• **Exercise instructions**: For every line in the records below that holds "Ramp", make a copy.

• **Entries supplied**:
^^^^^^^^

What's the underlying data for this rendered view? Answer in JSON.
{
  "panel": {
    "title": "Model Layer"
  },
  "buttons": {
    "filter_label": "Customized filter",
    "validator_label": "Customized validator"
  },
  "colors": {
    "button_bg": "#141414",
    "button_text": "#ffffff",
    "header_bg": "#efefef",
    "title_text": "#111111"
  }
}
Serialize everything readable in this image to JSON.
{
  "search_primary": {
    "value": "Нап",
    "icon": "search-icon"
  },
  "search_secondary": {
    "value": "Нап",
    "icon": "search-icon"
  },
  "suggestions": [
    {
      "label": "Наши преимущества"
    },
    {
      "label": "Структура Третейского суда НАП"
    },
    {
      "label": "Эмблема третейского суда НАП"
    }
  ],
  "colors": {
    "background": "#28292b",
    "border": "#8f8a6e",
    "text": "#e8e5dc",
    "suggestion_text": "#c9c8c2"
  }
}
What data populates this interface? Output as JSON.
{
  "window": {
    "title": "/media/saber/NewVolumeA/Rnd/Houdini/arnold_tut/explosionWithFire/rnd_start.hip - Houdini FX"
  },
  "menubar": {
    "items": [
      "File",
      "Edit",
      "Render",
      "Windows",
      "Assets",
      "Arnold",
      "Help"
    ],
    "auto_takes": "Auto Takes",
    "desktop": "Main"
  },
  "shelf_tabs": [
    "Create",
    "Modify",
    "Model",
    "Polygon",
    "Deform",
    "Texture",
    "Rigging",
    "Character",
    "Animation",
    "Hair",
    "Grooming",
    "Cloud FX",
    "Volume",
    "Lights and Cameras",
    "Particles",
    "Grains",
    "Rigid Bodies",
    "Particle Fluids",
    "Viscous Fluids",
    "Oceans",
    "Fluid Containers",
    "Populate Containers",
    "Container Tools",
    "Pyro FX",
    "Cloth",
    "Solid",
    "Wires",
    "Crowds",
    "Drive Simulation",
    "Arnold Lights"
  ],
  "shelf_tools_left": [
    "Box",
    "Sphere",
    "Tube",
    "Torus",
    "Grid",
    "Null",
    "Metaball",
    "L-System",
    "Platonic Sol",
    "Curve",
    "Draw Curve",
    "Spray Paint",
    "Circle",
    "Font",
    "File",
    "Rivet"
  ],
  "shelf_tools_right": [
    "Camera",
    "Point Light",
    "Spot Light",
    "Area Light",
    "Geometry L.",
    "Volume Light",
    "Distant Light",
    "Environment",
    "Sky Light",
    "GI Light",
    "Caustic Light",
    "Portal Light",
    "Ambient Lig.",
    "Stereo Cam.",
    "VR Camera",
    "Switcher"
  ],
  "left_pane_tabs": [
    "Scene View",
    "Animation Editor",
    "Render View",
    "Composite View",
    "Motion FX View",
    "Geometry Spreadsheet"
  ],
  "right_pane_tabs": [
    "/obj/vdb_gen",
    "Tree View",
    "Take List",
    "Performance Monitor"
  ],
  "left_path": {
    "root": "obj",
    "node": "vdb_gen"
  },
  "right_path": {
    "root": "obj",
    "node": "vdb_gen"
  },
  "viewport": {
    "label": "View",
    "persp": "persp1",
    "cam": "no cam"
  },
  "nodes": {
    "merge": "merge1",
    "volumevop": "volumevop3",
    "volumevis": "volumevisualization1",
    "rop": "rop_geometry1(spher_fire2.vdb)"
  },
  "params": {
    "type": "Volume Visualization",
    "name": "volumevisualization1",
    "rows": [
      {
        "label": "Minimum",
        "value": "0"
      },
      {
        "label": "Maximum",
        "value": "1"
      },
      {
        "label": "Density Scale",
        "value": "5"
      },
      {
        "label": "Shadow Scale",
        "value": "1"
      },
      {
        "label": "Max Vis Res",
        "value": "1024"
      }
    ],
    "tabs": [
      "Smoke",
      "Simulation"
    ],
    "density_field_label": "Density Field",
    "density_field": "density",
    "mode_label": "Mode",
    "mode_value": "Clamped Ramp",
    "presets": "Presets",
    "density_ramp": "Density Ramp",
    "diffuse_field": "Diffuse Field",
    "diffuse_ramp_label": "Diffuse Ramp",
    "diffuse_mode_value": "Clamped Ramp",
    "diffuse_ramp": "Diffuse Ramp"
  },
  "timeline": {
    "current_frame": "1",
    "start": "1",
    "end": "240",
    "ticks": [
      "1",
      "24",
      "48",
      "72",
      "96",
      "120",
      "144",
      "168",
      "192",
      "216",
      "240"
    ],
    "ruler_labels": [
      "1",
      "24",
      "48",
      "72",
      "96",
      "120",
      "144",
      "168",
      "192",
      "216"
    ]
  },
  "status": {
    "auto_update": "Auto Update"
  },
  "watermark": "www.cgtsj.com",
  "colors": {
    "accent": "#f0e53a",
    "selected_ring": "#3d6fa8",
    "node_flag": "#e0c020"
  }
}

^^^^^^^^

• **Your response**:
    "mode_value": "Clamped Ramp",
    "density_ramp": "Density Ramp",
    "diffuse_ramp_label": "Diffuse Ramp",
    "diffuse_mode_value": "Clamped Ramp",
    "diffuse_ramp": "Diffuse Ramp"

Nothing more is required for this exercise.